Slavery was the first human rights issue to arouse wide international concern. Yet its practices continue to remain a grave and persistent problem, which often involves hidden populations.
The most vulnerable and marginalized individuals, particularly Indigenous women and girls, bear the brunt of this problem due to historical colonialism and discrimination. Fear, lack of education, and the struggle for survival make them prime targets for human traffickers.
During Professor Obokata’s country visit, we voiced our concerns for the well-being of our indigenous children, who disproportionately face challenges within the child welfare system when transitioning out of care.
We advocated for the safety of our Indigenous women and gender-diverse individuals, who are at heightened risk when travelling to access essential resources.
We raised awareness about the cases of missing and murdered Indigenous women, girls, and gender-diverse (MMIWG2S+) people whom we have diligently tracked through our “Safe Passage” initiative.
And our voices were heard!
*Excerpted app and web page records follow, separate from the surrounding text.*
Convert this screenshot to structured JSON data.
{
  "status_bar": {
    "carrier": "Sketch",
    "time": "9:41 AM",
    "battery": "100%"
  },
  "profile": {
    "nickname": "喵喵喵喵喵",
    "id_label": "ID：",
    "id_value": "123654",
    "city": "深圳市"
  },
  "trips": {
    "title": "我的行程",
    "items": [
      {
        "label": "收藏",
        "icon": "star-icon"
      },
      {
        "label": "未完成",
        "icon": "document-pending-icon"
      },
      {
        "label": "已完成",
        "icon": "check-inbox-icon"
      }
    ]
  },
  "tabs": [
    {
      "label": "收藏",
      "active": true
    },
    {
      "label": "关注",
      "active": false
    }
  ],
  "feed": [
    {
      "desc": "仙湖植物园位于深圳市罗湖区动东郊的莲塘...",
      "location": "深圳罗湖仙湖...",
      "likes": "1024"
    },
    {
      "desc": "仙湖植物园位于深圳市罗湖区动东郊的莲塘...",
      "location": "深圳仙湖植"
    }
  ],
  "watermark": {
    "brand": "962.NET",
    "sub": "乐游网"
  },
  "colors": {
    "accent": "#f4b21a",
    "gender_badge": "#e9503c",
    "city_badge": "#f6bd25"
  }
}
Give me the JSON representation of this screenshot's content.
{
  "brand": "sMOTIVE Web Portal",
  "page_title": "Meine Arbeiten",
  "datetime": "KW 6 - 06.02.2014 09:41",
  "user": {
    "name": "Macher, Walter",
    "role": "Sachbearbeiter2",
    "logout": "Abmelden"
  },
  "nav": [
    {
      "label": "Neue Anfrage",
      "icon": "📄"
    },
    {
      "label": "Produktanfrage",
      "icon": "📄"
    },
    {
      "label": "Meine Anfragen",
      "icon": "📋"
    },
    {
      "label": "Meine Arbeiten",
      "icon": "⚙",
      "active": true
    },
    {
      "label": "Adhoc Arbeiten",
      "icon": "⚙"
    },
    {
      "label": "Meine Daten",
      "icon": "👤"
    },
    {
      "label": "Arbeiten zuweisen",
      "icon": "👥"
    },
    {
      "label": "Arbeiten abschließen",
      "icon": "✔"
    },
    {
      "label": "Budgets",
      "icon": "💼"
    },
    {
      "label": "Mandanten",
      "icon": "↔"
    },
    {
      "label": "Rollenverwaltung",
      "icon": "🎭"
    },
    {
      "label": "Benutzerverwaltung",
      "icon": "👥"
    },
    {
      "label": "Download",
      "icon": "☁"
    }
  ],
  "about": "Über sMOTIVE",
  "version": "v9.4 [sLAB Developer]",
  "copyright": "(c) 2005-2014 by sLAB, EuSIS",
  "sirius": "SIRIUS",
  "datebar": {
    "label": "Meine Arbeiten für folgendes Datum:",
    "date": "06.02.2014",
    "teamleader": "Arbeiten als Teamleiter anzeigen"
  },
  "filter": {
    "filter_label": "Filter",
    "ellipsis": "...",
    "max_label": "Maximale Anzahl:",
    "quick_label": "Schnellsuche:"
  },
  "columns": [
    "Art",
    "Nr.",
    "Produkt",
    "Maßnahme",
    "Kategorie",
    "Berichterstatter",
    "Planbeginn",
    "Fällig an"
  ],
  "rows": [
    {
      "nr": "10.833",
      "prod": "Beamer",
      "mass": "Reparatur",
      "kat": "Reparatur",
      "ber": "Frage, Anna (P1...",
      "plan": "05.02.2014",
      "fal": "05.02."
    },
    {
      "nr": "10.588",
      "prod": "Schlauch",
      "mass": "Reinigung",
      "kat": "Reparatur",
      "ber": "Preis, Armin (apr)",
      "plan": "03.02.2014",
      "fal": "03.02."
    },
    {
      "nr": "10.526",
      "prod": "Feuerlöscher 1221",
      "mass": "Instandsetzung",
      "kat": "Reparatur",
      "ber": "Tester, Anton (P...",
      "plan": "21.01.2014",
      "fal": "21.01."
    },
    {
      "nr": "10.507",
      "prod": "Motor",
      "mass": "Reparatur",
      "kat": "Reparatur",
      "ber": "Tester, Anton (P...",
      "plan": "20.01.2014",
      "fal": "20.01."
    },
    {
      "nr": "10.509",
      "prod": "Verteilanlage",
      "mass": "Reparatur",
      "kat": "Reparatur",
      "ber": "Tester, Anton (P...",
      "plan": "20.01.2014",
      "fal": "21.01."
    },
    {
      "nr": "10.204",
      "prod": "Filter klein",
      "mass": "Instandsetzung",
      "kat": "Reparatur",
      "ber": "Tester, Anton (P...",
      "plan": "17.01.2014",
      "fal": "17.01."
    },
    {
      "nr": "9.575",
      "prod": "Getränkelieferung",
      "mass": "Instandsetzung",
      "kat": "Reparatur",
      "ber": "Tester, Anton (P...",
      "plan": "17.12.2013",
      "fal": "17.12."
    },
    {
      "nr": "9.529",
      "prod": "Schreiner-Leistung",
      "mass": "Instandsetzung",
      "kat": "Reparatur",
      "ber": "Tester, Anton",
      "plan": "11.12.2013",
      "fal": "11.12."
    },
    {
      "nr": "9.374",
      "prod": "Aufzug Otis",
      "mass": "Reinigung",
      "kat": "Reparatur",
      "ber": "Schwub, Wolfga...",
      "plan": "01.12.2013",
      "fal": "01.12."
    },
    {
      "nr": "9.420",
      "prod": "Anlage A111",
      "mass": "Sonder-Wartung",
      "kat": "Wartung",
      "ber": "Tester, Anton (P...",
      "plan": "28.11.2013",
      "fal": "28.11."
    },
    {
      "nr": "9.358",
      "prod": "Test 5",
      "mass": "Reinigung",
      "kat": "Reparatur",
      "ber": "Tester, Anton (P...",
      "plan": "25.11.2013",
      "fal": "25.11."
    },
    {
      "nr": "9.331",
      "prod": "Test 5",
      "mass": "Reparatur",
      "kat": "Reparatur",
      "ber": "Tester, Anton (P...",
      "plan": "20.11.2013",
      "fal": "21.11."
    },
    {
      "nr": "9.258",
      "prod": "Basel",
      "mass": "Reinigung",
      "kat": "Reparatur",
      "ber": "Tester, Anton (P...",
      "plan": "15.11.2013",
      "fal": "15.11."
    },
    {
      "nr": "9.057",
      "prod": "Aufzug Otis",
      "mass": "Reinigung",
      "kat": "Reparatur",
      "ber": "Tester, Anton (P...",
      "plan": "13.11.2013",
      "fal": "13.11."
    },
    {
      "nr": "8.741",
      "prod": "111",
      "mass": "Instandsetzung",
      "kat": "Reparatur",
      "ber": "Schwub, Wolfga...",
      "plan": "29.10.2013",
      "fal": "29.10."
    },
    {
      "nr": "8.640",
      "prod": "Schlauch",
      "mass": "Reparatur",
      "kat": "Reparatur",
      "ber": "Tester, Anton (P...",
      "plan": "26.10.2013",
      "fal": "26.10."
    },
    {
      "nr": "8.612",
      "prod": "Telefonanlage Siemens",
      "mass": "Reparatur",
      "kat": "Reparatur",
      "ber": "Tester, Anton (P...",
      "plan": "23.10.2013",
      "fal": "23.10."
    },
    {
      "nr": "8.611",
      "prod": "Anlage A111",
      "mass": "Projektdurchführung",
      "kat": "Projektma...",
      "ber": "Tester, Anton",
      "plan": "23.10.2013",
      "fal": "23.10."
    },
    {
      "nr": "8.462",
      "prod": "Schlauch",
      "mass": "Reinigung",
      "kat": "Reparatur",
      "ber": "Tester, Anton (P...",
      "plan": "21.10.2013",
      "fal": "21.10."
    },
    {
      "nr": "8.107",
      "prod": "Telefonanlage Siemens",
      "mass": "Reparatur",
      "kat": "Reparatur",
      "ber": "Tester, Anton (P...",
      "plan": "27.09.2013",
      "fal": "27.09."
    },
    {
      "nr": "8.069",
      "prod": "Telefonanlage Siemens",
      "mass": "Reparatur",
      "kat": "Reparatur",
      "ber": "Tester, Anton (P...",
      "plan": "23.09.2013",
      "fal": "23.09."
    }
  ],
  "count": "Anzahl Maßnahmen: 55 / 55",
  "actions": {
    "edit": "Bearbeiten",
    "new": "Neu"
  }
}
Professor Obokata expressed his deep concerns to the United Nations Human Rights Council regarding the alarming rates at which Indigenous women, girls, and Two-Spirit people go missing or are tragically murdered, often as a result of being trafficked for forced labour or sexual exploitation. He highlighted the connections between Canada’s colonial legacy and the disproportionate impact of contemporary forms of slavery on Indigenous Peoples.
In his remarks, Professor Obokata pointed out that while Canada has made updates to its domestic frameworks aimed at addressing contemporary forms of slavery in recent years, there remains a notable absence of trauma-informed personnel and human rights-based approaches in law enforcement and the court system.
We have also been actively enhancing our international connections and fostering a revival of Indigenous relationships throughout the Americas. In May 2023, NWAC established a letter of understanding with the Central American Integration System (SICA), with the objective of collaboratively promoting social and economic integration, along with democratic security.
Currently, CEO Lynne Groulx is on a journey to visit the eight nations comprising SICA. Over the past few months, she has visited El Salvador, Costa Rica, Panama, and Guatemala.
Additionally, we are delighted to announce that this month marked the start of a series of cultural events aimed at showcasing Salvadoran Indigenous culture. These events will vividly illustrate the cultural and economic benefits that arise from robust global partnerships.
Our goal is to support the micro-economies of Indigenous Peoples, enabling them to achieve full economic participation. Each product sold contributes to the support of the eight SICA member states artists and the preservation of artistic traditions.